I also plan on reading B the Chronicles of Narnia set and the Little House on the Prairie books. What are your childhood favorites that you want to read to your kids?


  1. I used to pretend to be Miss Hannigan, and my friends were the orphans. I didn't understand she was drunk but knew I had to wobble and stagger while I sang!

    I love Dr. Seuss and Shel Silverstein books and look forward to reading those to Felix. I'm a realist and from a young age, didn't enjoy stories that couldn't really happen. (Cartoons were okay, but nothing with real people in them.) Talking animals, flying beds, mythical creatures were all off my list. And don't even try to mix cartoons and people (Roger Rabbit) or Muppets and people. Two universes colliding and so wrong! :)

  2. The Chronicles of Narnia are special to me as my Dad read most of them to me. We use to curl up in the living room (the good living room no less) & he'd put on some classical music & we'd read for hours. They are such sweet memories to me. I reread them while I was pregnant & it really brought back those feelings. I can't wait to read them to Elena.

  3. I still have my Little House books and plan to read them to Annelise. Also looking forward to introducing her to Harry Potter.

    Annelise self weaned. It was bittersweet and much earlier than I would have liked. I wasn't producing enough so I think she just began to prefer solid food. The first time she refused I called my mom and cried. But now I'm glad she did it on her own instead of it being a struggle.

  4. I loved Mary Poppins (the mean one) also! I still have my four book set at my mom's house, I think. Also adored Little House on the Prarie, and all the Anne of Green Gables books.

    As for your last post... sounds like a great plan to talk to the midwife. Getting more information can only be helpful.

  5. In addition to the ones everyone else has mentioned, I'll add the Secret Garden and A Little Princess - loved those books! I'm really looking forward to storytime with older children, and talking about the books, too.
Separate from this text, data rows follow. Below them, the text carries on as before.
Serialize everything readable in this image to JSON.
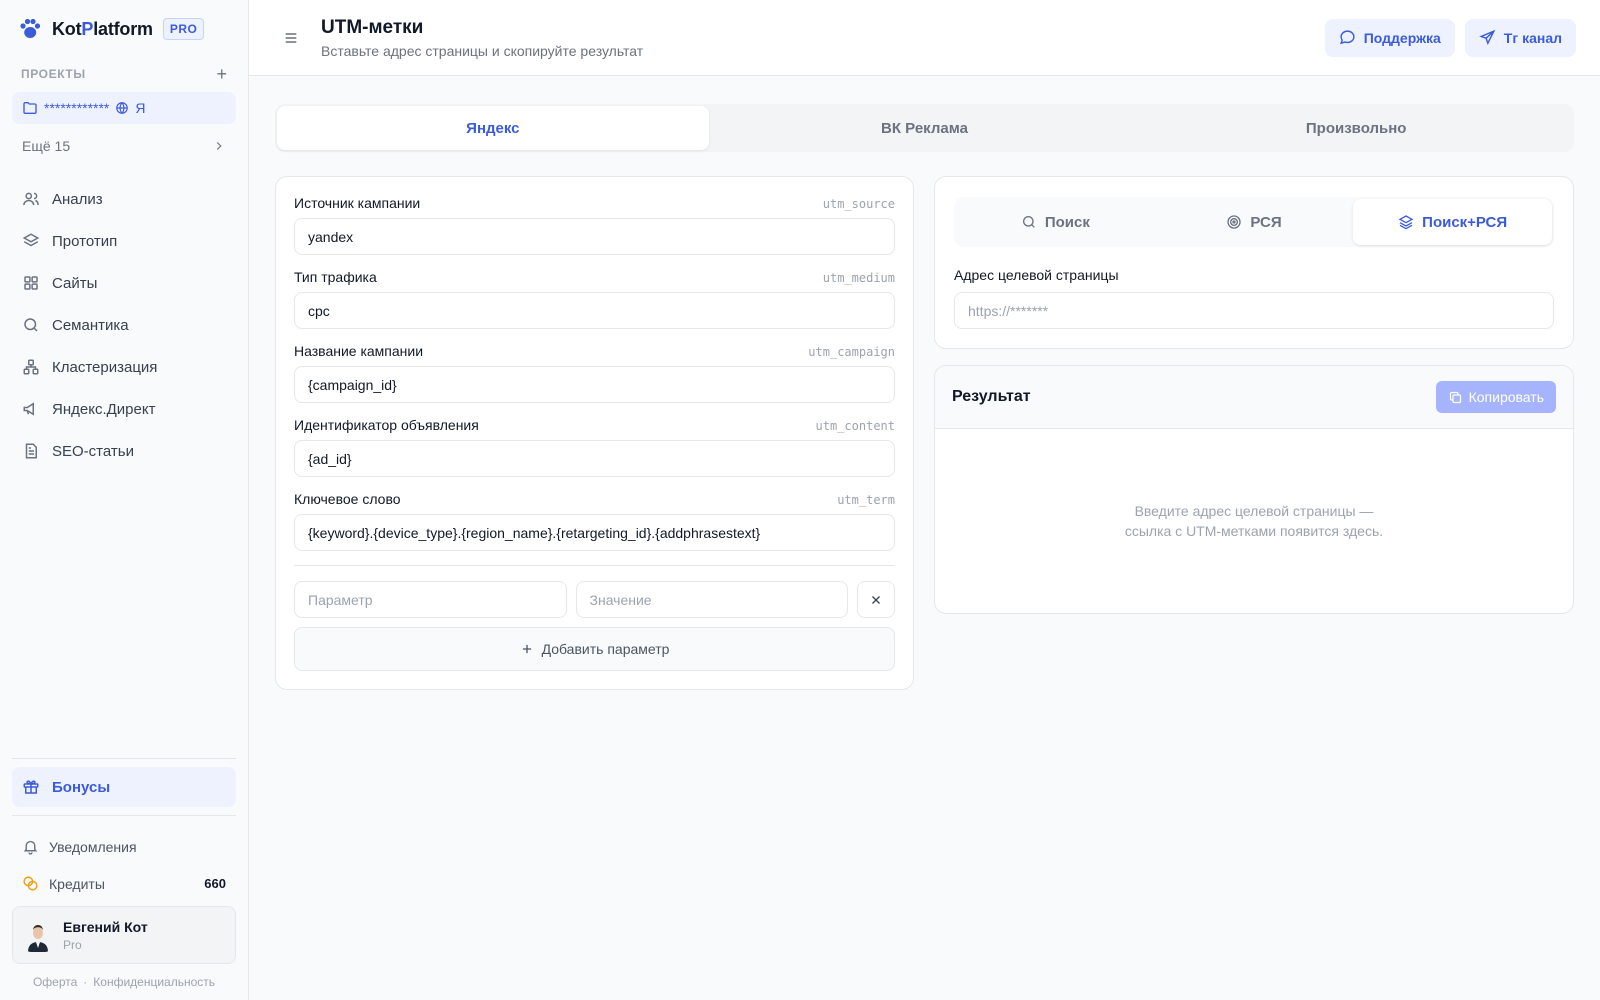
{
  "brand": {
    "name_a": "Kot",
    "name_p": "P",
    "name_b": "latform",
    "badge": "PRO"
  },
  "sidebar": {
    "projects_title": "ПРОЕКТЫ",
    "project_name": "************",
    "project_suffix": "Я",
    "more_label": "Ещё 15",
    "nav": [
      {
        "label": "Анализ",
        "icon": "users-icon"
      },
      {
        "label": "Прототип",
        "icon": "layers-icon"
      },
      {
        "label": "Сайты",
        "icon": "grid-icon"
      },
      {
        "label": "Семантика",
        "icon": "search-icon"
      },
      {
        "label": "Кластеризация",
        "icon": "cluster-icon"
      },
      {
        "label": "Яндекс.Директ",
        "icon": "megaphone-icon"
      },
      {
        "label": "SEO-статьи",
        "icon": "document-icon"
      }
    ],
    "bonus_label": "Бонусы",
    "notifications_label": "Уведомления",
    "credits_label": "Кредиты",
    "credits_value": "660",
    "user_name": "Евгений Кот",
    "user_plan": "Pro",
    "footer_offer": "Оферта",
    "footer_dot": "·",
    "footer_privacy": "Конфиденциальность"
  },
  "header": {
    "title": "UTM-метки",
    "subtitle": "Вставьте адрес страницы и скопируйте результат",
    "support_label": "Поддержка",
    "tg_label": "Tг канал"
  },
  "tabs": [
    "Яндекс",
    "ВК Реклама",
    "Произвольно"
  ],
  "form": {
    "fields": [
      {
        "label": "Источник кампании",
        "code": "utm_source",
        "value": "yandex"
      },
      {
        "label": "Тип трафика",
        "code": "utm_medium",
        "value": "cpc"
      },
      {
        "label": "Название кампании",
        "code": "utm_campaign",
        "value": "{campaign_id}"
      },
      {
        "label": "Идентификатор объявления",
        "code": "utm_content",
        "value": "{ad_id}"
      },
      {
        "label": "Ключевое слово",
        "code": "utm_term",
        "value": "{keyword}.{device_type}.{region_name}.{retargeting_id}.{addphrasestext}"
      }
    ],
    "param_placeholder": "Параметр",
    "value_placeholder": "Значение",
    "add_param_label": "Добавить параметр"
  },
  "target": {
    "subtabs": [
      "Поиск",
      "РСЯ",
      "Поиск+РСЯ"
    ],
    "label": "Адрес целевой страницы",
    "placeholder": "https://*******"
  },
  "result": {
    "title": "Результат",
    "copy_label": "Копировать",
    "empty_line1": "Введите адрес целевой страницы —",
    "empty_line2": "ссылка с UTM-метками появится здесь."
  },
  "colors": {
    "accent": "#3b5bdb",
    "accent_bg": "#eef2ff",
    "copy_disabled": "#a5b4fc"
  }
}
  6. I work in a pediatric emergency department, and interestingly, it's often the dads (men) who have to leave the room or sit down or simply can't watch. Moms tend to handle blood type stuff better. It's not always the case, but it often is.

    I have a box of books that used to be mine (and my siblings') when I was little. Some of them have my name in my little kid handwriting inside the front cover (or one of my sibling's). I've already pulled a few out to read to Jordyn, and will continue to do so. It's not so much the specific titles, but just that they were mine when I was little, and now they'll be Jordyn's.